On September 5th, the James Webb telescope performed its first observations of Mars, taking pictures and collecting spectral data of the Red Planet. The discovery, which was made public by NASA and the European Space Agency (ESA) on Monday (19), provides a novel view of our neighbouring planet thanks to the telescope’s great sensitivity to infrared light.
The Near-Infrared Camera (NIRCam) instrument took the first pictures of Mars, which depict a portion of the planet’s eastern hemisphere in shorter and longer wavelengths, respectively at 2.1 microns and 4.3 microns. The pictures are displayed next to a fictitious representation of Mars created using information from NASA and the Mars Orbiter Laser Altimeter (MOLA) instrument on the Mars Global Surveyor spacecraft.

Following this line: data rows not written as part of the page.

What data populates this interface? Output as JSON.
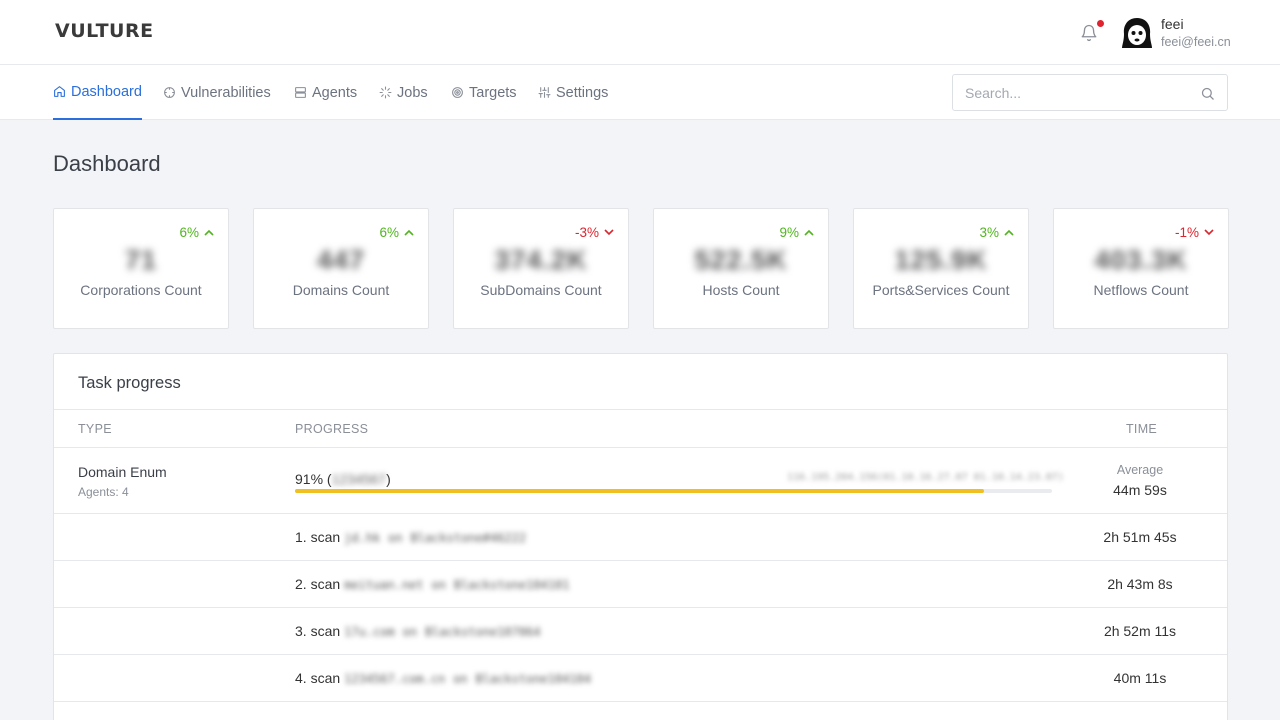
{
  "app": {
    "logo": "VULTURE"
  },
  "user": {
    "name": "feei",
    "email": "feei@feei.cn"
  },
  "nav": {
    "items": [
      {
        "label": "Dashboard",
        "icon": "home-icon"
      },
      {
        "label": "Vulnerabilities",
        "icon": "crosshair-icon"
      },
      {
        "label": "Agents",
        "icon": "server-icon"
      },
      {
        "label": "Jobs",
        "icon": "loader-icon"
      },
      {
        "label": "Targets",
        "icon": "target-icon"
      },
      {
        "label": "Settings",
        "icon": "sliders-icon"
      }
    ],
    "active": "Dashboard"
  },
  "search": {
    "placeholder": "Search..."
  },
  "page": {
    "title": "Dashboard"
  },
  "stats": [
    {
      "delta": "6%",
      "direction": "up",
      "value": "71",
      "label": "Corporations Count"
    },
    {
      "delta": "6%",
      "direction": "up",
      "value": "447",
      "label": "Domains Count"
    },
    {
      "delta": "-3%",
      "direction": "down",
      "value": "374.2K",
      "label": "SubDomains Count"
    },
    {
      "delta": "9%",
      "direction": "up",
      "value": "522.5K",
      "label": "Hosts Count"
    },
    {
      "delta": "3%",
      "direction": "up",
      "value": "125.9K",
      "label": "Ports&Services Count"
    },
    {
      "delta": "-1%",
      "direction": "down",
      "value": "403.3K",
      "label": "Netflows Count"
    }
  ],
  "colors": {
    "accent": "#2a6fdb",
    "up": "#52b421",
    "down": "#d9262f",
    "progress": "#efc01f"
  },
  "task_progress": {
    "title": "Task progress",
    "columns": {
      "type": "TYPE",
      "progress": "PROGRESS",
      "time": "TIME"
    },
    "task": {
      "type": "Domain Enum",
      "agents": "Agents: 4",
      "percent_label": "91%",
      "percent": 91,
      "count_blurred": "1234567",
      "detail_blurred": "116.195.204.156(01.10.16.27.07  01.10.14.23.07)",
      "avg_label": "Average",
      "avg_value": "44m 59s"
    },
    "scans": [
      {
        "label": "1. scan",
        "target": "jd.hk",
        "on": "on",
        "agent": "Blackstone#46222",
        "time": "2h 51m 45s"
      },
      {
        "label": "2. scan",
        "target": "meituan.net",
        "on": "on",
        "agent": "Blackstone104101",
        "time": "2h 43m 8s"
      },
      {
        "label": "3. scan",
        "target": "17u.com",
        "on": "on",
        "agent": "Blackstone107064",
        "time": "2h 52m 11s"
      },
      {
        "label": "4. scan",
        "target": "1234567.com.cn",
        "on": "on",
        "agent": "Blackstone104104",
        "time": "40m 11s"
      }
    ]
  }
}
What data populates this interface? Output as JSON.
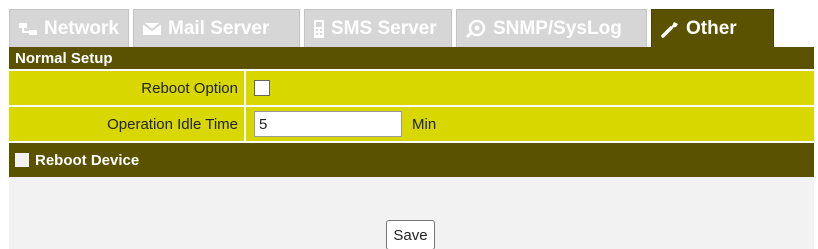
{
  "tabs": [
    {
      "label": "Network",
      "icon": "network-icon"
    },
    {
      "label": "Mail Server",
      "icon": "envelope-icon"
    },
    {
      "label": "SMS Server",
      "icon": "phone-icon"
    },
    {
      "label": "SNMP/SysLog",
      "icon": "snmp-icon"
    },
    {
      "label": "Other",
      "icon": "wrench-icon",
      "active": true
    }
  ],
  "normal_setup": {
    "title": "Normal Setup",
    "reboot_option_label": "Reboot Option",
    "reboot_option_checked": false,
    "idle_time_label": "Operation Idle Time",
    "idle_time_value": "5",
    "idle_time_unit": "Min"
  },
  "reboot_device": {
    "title": "Reboot Device"
  },
  "actions": {
    "save_label": "Save"
  },
  "colors": {
    "header": "#5b5200",
    "row": "#d8d800",
    "inactive_tab": "#d6d6d6"
  }
}
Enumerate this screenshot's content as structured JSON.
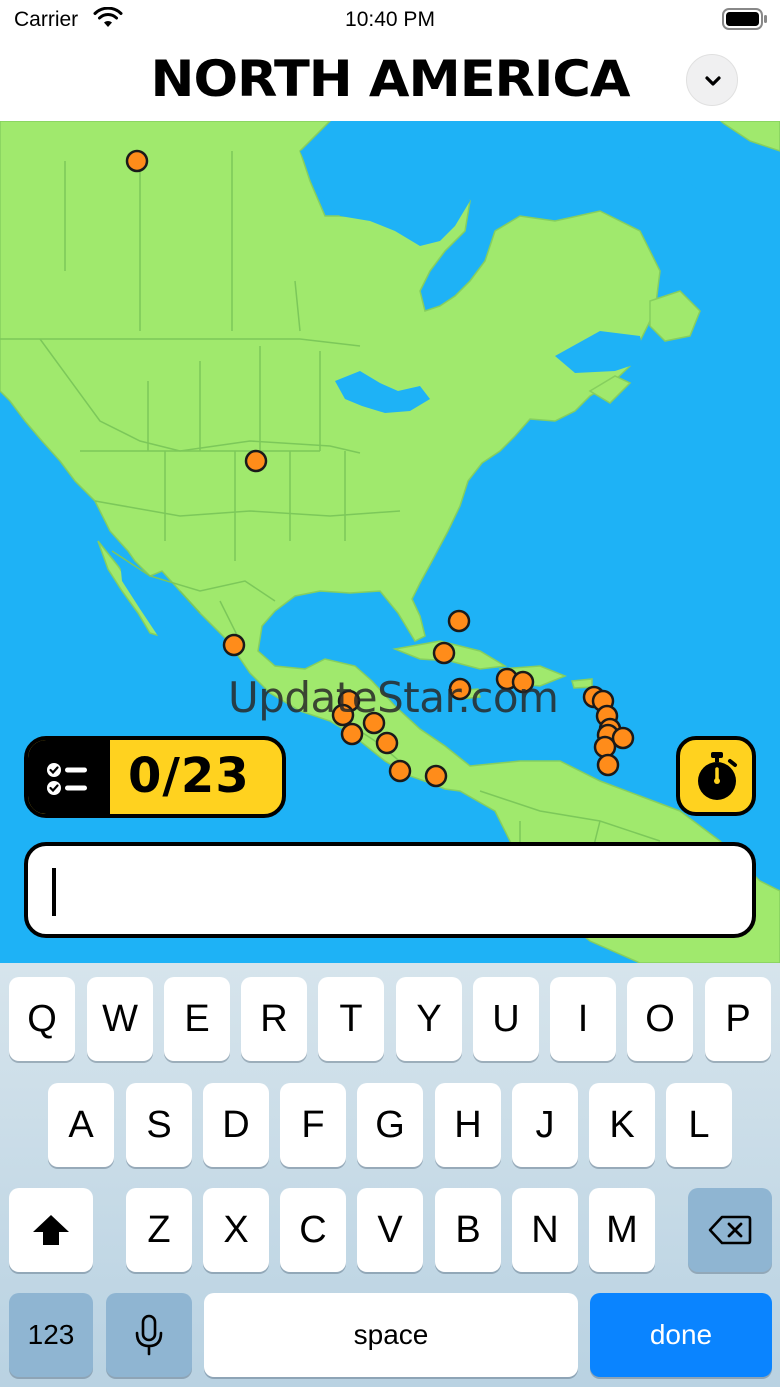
{
  "status_bar": {
    "carrier": "Carrier",
    "time": "10:40 PM"
  },
  "header": {
    "title": "NORTH AMERICA",
    "menu_icon": "chevron-down-icon"
  },
  "map": {
    "region": "North America",
    "colors": {
      "land": "#a0e96d",
      "water": "#1eb2f6",
      "borders": "#7cc85a",
      "marker": "#ff8c1a"
    },
    "watermark": "UpdateStar.com"
  },
  "quiz": {
    "score": "0/23",
    "score_icon": "checklist-icon",
    "timer_icon": "stopwatch-icon",
    "answer_value": ""
  },
  "keyboard": {
    "row1": [
      "Q",
      "W",
      "E",
      "R",
      "T",
      "Y",
      "U",
      "I",
      "O",
      "P"
    ],
    "row2": [
      "A",
      "S",
      "D",
      "F",
      "G",
      "H",
      "J",
      "K",
      "L"
    ],
    "row3": [
      "Z",
      "X",
      "C",
      "V",
      "B",
      "N",
      "M"
    ],
    "shift_icon": "shift-icon",
    "backspace_icon": "backspace-icon",
    "numbers_label": "123",
    "mic_icon": "microphone-icon",
    "space_label": "space",
    "done_label": "done"
  }
}
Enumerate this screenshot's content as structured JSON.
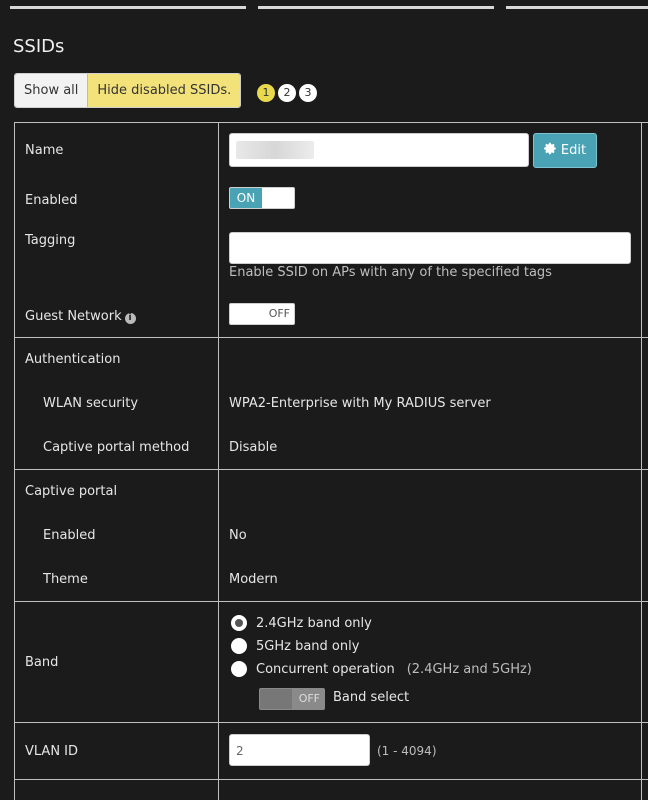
{
  "page": {
    "title": "SSIDs"
  },
  "filter": {
    "show_all": "Show all",
    "hide_disabled": "Hide disabled SSIDs."
  },
  "pagination": {
    "pages": [
      "1",
      "2",
      "3"
    ],
    "active": "1"
  },
  "rows": {
    "name": {
      "label": "Name",
      "value": "",
      "edit_label": "Edit"
    },
    "enabled": {
      "label": "Enabled",
      "toggle": "ON"
    },
    "tagging": {
      "label": "Tagging",
      "value": "",
      "hint": "Enable SSID on APs with any of the specified tags"
    },
    "guest_network": {
      "label": "Guest Network",
      "toggle": "OFF"
    },
    "authentication": {
      "label": "Authentication",
      "wlan_security_label": "WLAN security",
      "wlan_security_value": "WPA2-Enterprise with My RADIUS server",
      "captive_method_label": "Captive portal method",
      "captive_method_value": "Disable"
    },
    "captive_portal": {
      "label": "Captive portal",
      "enabled_label": "Enabled",
      "enabled_value": "No",
      "theme_label": "Theme",
      "theme_value": "Modern"
    },
    "band": {
      "label": "Band",
      "options": [
        "2.4GHz band only",
        "5GHz band only",
        "Concurrent operation"
      ],
      "concurrent_note": "(2.4GHz and 5GHz)",
      "selected": "2.4GHz band only",
      "band_select_toggle": "OFF",
      "band_select_label": "Band select"
    },
    "vlan": {
      "label": "VLAN ID",
      "value": "2",
      "range": "(1 - 4094)"
    }
  },
  "colors": {
    "accent": "#4aa3b5",
    "highlight": "#f3e27a",
    "background": "#1b1b1b"
  }
}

The top image, which is dominated by reflected sunlight and shows details of the Martian surface similar to those in visible light photographs like those taken by MOLA, is the one with shorter wavelengths. Longer wavelengths were used to create the image at the bottom, which depicts light emanating from the planet as it dissipates heat.
Note that the brightness decreases toward the polar regions, which receive less light, and that the northern hemisphere emits less light because it is winter because there is where the Sun practically directly strikes Mars, making that area hotter. Some of the light released by Mars is absorbed by carbon dioxide molecules as it travels through the atmosphere.
At Hellas Basin, a significant impact feature on Mars, this effect is considerably more obvious. As a result of its lower altitude and higher atmospheric pressure, Hellas Basin, according to NASA’s Goddard Space Flight Center’s Geronimo Villanueva Due to a phenomenon known as “pressure amplification,” he continued, “this higher pressure causes a suppression of thermal emission in this wavelength region [4.1 to 4.4 microns]. Differentiating these competing effects in the data will be quite intriguing.